North Korea is replacing a faulty section of a long-range rocket in a bid to put its launch schedule back on track, and is receiving help from Iranian missile experts, a South Korean newspaper reported Monday.
North Korea had said Sunday it was considering delaying the launch -- slated for some time between December 10-22 -- because of unspecified "problems" uncovered by technicians at its Sohae satellite launch station.
But the Chosun Ilbo newspaper on Monday cited new satellite images that suggested the faulty component was being replaced to allow the launch to go ahead.
"A new third stage of the North's three-stage missile Unha-3 was seen being moved Saturday afternoon from a missile plant... towards the launch site," the newspaper quoted an unidentified government source as saying.
The South's Yonhap news agency quoted a separate government source as saying a component was being moved but that it was unclear what kind.
"We have yet to analyse information that it is a third stage of the rocket or other parts," the Yonhap source said.
North Korea says the rocket launch is a peaceful mission aimed at putting a satellite in orbit.
The United States and its allies view it as a disguised ballistic missile test banned under UN resolutions prompted by the North's nuclear tests in 2006 and 2009.
In a separate report Monday, the Chosun Ilbo -- known for its comprehensive North Korean coverage -- said a group of Iranian missile experts was in North Korea offering technical assistance for the planned launch.

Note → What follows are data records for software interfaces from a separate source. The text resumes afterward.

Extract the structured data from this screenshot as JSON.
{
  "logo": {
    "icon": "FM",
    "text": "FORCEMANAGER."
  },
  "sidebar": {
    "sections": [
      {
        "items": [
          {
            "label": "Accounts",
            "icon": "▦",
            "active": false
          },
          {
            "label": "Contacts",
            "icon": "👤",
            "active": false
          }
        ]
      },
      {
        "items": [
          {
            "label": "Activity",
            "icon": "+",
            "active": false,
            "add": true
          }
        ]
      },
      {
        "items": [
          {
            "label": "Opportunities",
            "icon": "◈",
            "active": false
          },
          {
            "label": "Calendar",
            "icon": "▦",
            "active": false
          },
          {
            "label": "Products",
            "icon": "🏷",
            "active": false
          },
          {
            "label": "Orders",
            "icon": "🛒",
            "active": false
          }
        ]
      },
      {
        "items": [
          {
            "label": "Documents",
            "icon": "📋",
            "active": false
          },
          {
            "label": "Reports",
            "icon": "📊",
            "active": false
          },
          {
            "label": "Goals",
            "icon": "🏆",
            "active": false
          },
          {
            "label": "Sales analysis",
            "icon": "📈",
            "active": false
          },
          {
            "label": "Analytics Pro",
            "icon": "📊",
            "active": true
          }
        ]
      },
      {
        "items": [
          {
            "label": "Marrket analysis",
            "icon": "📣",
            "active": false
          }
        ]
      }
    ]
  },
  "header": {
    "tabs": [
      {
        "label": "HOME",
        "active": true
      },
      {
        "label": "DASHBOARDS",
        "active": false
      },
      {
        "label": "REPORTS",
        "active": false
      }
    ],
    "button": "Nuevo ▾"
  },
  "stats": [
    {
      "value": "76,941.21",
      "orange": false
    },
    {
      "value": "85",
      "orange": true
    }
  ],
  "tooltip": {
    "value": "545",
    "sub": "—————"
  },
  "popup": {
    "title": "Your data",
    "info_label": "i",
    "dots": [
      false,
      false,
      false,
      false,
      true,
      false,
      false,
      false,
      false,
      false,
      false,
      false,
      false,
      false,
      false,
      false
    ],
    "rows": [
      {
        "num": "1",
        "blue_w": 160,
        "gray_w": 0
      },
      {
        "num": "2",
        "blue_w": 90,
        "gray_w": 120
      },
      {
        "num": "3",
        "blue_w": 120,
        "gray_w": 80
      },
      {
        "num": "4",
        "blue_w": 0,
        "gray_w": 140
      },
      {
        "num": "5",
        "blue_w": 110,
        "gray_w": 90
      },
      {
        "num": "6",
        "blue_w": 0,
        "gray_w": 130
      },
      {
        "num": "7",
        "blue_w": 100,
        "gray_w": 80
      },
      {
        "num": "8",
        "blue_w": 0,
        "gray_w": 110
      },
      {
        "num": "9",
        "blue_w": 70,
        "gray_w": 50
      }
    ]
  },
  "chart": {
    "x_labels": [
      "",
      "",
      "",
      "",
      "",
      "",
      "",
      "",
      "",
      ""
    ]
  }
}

The Iranians were invited after Pyongyang's last rocket launch in April ended in failure, the newspaper said, citing a Seoul government official.
"A car seen at the... launch site has been spotted driving back and forth from the accommodation facility nearby. It is believed to be carrying Iranian experts," the official said.
Earlier this month, Japan's Kyodo news agency quoted a western diplomatic source as saying Iran had stationed defence personnel in North Korea since October to strengthen cooperation in missile and nuclear development.
North Korea and Iran are both subject to international sanctions over their nuclear activities and their governments share a deep hostility towards the United States.
Leaked US diplomatic cables in 2010 showed that US officials believe Iran has acquired ballistic missile parts from North Korea. A 2011 UN sanctions report said the two countries were suspected of sharing ballistic missile technology.
On Sunday, the North's Korean Committee of Space Technology said its scientists were "seriously examining the issue of readjusting the launching time of the satellite for some reasons."
The committee gave no further details, but analysts suggested potential technical troubles. A US think-tank, the US-Korea Institute at Johns Hopkins University, said Friday that preparations may have been delayed by heavy snow.
Some analysts said the new leader, Kim Jong-Un, may have been rushing the event to mark the first anniversary of the death of his father and former leader Kim Jong-Il on December 17.
Â© 2012 AFP
Date: Dec 10, 2012